Health bosses at the Western Trust have come under fire after four patients were told they had cancer months after having an X-ray and being sent home from hospital.
A shortage of radiologists in the Western Trust led to a backlog of 18,500 X-rays — including 3,400 chest X-rays — which were left in storage without being examined by a specialist.
The trust said the backlog had now been cleared.
It also apologised to the patients affected.
A large number of the X-rays were examined by doctors who ordered them but none were followed up a radiologist. It is not known whether the doctors who ordered the X-rays of the four patients diagnosed with cancer saw the results of the scans.
It has emerged that while a significant backlog in reporting plain X-ray film at Altnagelvin Hospital developed early last year, health bosses only moved to address the problem in July.

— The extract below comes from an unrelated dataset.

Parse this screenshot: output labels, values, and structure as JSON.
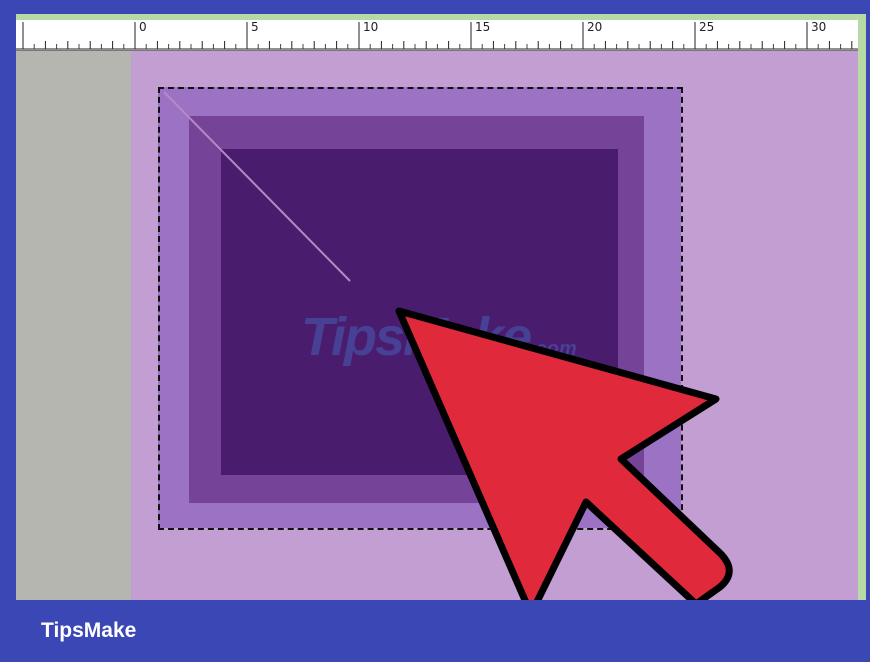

Tommy Gallagher, a member of the Stormont health committee, said: “I have no idea how they got to the point of having 18,500 X-rays without anyone noticing.
“It is clear there has been a serious failure somewhere in the system. Someone is responsible for that system and should be held to account. What has happened is inexcusable and I would like a further investigation to find out how this was allowed to happen.”
The delayed diagnosis for four people suffering from cancer came to light as a result of a high level review into governance at the trust.
Findings of the review stated: “The review found the backlog of unreported X-rays developed due to capacity in terms of radiologists, increasing workload, equipment issues and the trust’s focus on other radiological priorities.”
Chairman of the Western Trust, Gerard Guckian, said: “The trust developed a plan to clear the backlog. This included staff working overtime and the use of the independent sector. As a result, backlog was cleared by October 2010.
“Currently all non-urgent chest X-rays are reported within 14 days and all other plain films within 28 days. The trust has established that four patients had a delay in receiving their diagnosis. All patients and their families have been advised and the trust unreservedly apologises for the delay.”
Meanwhile, Dr Anne Kilgallen, medical director at the trust, has admitted mistakes were made.
“As a doctor, when a patient does not receive a proper service I regard that as something has gone wrong,” she said.
“I can never give an absolute assurance no-one will make mistakes, but it is our duty to learn when something goes wrong, to make procedures more robust and that is what we have done.”
Dr Tom Black, deputy chair of the British Medical Association’s Northern Ireland General Practitioner’s Committee, said the situation demonstrated the need for investment in resources.
“This is very concerning and highlights the need to ensure that health service work is done to the highest standards. This requires investment in staff and equipment.”